After coffee in the Morning Room, Senior Rooms Steward Alan Medlock takes us on a tour of the Jockey Club’s impressive art collection, including portraits of racing legends Gimcrack and Eclipse, as well as several paintings by Stubbs. We also visit the notorious Steward’s Room, where offending jockeys used to stand trial for their misdemeanours on a square of carpet – hence the expression “on the mat”.
Later, during Mr Hamilton’s presentation I learn that a top racing stallion can earn hundreds of millions by standing at stud in his retirement. The yearlings going under the hammer today are the progeny of such elite athletes – the equine equivalent, as he put it, of Jessica Ennis having a baby with Usain Bolt. No wonder some owners choose to insure them from the very moment of purchase.
Down the road to Tattersalls then, with some trepidation, for the high-profile auction – among the consigners today are Lord Lloyd-Webber and various Sultans and Sheikhs. What if I have a must-buy moment? Or if I twitch and accidentally place a bid? With prices starting at 80,000 guineas and rising into six figures and even millions, it is an alarming prospect. (At £1.05 to a guinea, even worse than it looks.)

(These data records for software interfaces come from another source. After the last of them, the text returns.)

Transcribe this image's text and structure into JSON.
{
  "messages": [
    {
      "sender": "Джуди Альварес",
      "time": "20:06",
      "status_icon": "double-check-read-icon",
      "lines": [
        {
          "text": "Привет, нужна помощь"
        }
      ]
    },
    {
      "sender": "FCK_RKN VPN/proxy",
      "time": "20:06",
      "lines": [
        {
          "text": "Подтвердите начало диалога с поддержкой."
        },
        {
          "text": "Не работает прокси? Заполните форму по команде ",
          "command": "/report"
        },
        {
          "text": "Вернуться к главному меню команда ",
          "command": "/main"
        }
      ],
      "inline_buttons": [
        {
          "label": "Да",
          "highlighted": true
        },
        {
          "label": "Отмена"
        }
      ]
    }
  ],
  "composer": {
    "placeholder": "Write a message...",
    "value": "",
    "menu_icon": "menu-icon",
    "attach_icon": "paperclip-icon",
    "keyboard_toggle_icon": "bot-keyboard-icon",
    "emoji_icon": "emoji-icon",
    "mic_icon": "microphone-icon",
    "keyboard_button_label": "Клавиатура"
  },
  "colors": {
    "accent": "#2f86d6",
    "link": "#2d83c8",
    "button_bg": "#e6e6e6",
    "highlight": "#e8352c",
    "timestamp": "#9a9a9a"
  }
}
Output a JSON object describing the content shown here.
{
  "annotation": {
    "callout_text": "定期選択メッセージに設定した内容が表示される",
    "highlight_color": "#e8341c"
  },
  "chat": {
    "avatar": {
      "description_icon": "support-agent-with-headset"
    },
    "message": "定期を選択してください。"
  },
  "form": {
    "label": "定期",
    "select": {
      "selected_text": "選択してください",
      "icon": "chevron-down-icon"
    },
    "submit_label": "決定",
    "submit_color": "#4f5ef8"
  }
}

Leggy colts and fillies walk the ring like supermodels, all glossy manes and nonchalant looks. Their glittering pedigrees entice with the promise of sporting success (the catalogue is peppered with household names like Sea the Stars and Galileo). This is fantasy shopping at its finest, and not unlike admiring the couture shows: a license to dream and ignore the too-many noughts.

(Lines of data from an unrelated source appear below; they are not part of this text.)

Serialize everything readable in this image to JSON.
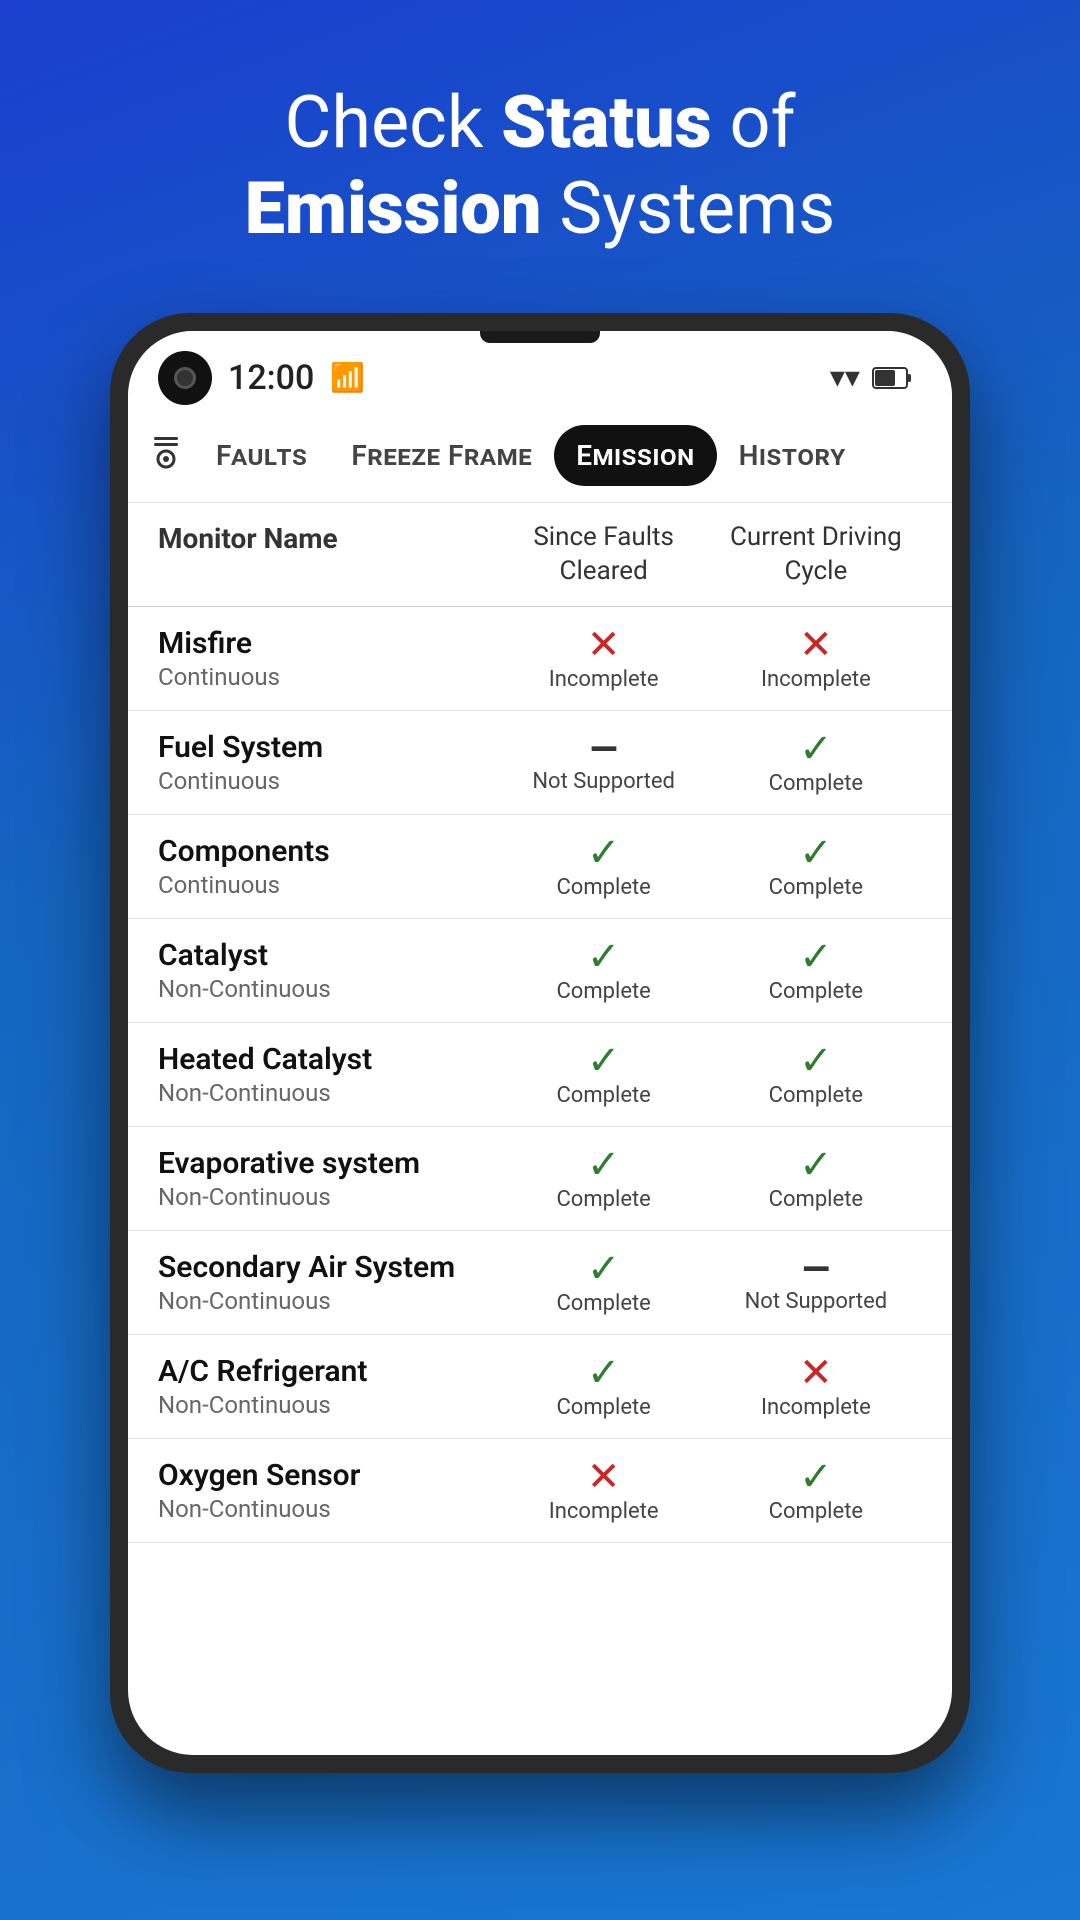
{
  "hero": {
    "line1_normal": "Check ",
    "line1_bold": "Status",
    "line1_end": " of",
    "line2_bold": "Emission",
    "line2_end": " Systems"
  },
  "status_bar": {
    "time": "12:00"
  },
  "nav": {
    "icon": "⊟",
    "tabs": [
      {
        "label": "Faults",
        "active": false
      },
      {
        "label": "Freeze Frame",
        "active": false
      },
      {
        "label": "Emission",
        "active": true
      },
      {
        "label": "History",
        "active": false
      }
    ]
  },
  "table": {
    "headers": {
      "monitor": "Monitor Name",
      "since_faults": "Since Faults Cleared",
      "current_cycle": "Current Driving Cycle"
    },
    "rows": [
      {
        "name": "Misfire",
        "type": "Continuous",
        "since_faults": {
          "icon": "cross",
          "label": "Incomplete"
        },
        "current_cycle": {
          "icon": "cross",
          "label": "Incomplete"
        }
      },
      {
        "name": "Fuel System",
        "type": "Continuous",
        "since_faults": {
          "icon": "dash",
          "label": "Not Supported"
        },
        "current_cycle": {
          "icon": "check",
          "label": "Complete"
        }
      },
      {
        "name": "Components",
        "type": "Continuous",
        "since_faults": {
          "icon": "check",
          "label": "Complete"
        },
        "current_cycle": {
          "icon": "check",
          "label": "Complete"
        }
      },
      {
        "name": "Catalyst",
        "type": "Non-Continuous",
        "since_faults": {
          "icon": "check",
          "label": "Complete"
        },
        "current_cycle": {
          "icon": "check",
          "label": "Complete"
        }
      },
      {
        "name": "Heated Catalyst",
        "type": "Non-Continuous",
        "since_faults": {
          "icon": "check",
          "label": "Complete"
        },
        "current_cycle": {
          "icon": "check",
          "label": "Complete"
        }
      },
      {
        "name": "Evaporative system",
        "type": "Non-Continuous",
        "since_faults": {
          "icon": "check",
          "label": "Complete"
        },
        "current_cycle": {
          "icon": "check",
          "label": "Complete"
        }
      },
      {
        "name": "Secondary Air System",
        "type": "Non-Continuous",
        "since_faults": {
          "icon": "check",
          "label": "Complete"
        },
        "current_cycle": {
          "icon": "dash",
          "label": "Not Supported"
        }
      },
      {
        "name": "A/C Refrigerant",
        "type": "Non-Continuous",
        "since_faults": {
          "icon": "check",
          "label": "Complete"
        },
        "current_cycle": {
          "icon": "cross",
          "label": "Incomplete"
        }
      },
      {
        "name": "Oxygen Sensor",
        "type": "Non-Continuous",
        "since_faults": {
          "icon": "cross",
          "label": "Incomplete"
        },
        "current_cycle": {
          "icon": "check",
          "label": "Complete"
        }
      }
    ]
  }
}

Lunch is a lavish affair overlooking the pre-parade ring, and as the wine flows freely, Mr Weatherby and his colleagues entertain us with racing anecdotes. While they wave casually at famous trainers and owners across the room, I admit to being more than a little star-struck.
When my prince comes and I get a stately and a stable full of racehorses, I know where I’ll go for insurance. In the meantime, Cinderella trots home with a smile, after a cracking winner of a day out.
For more information visit www.weatherbyshamilton.co.uk and www.jockeyclubrooms.co.uk
Words by Juanita Coulson.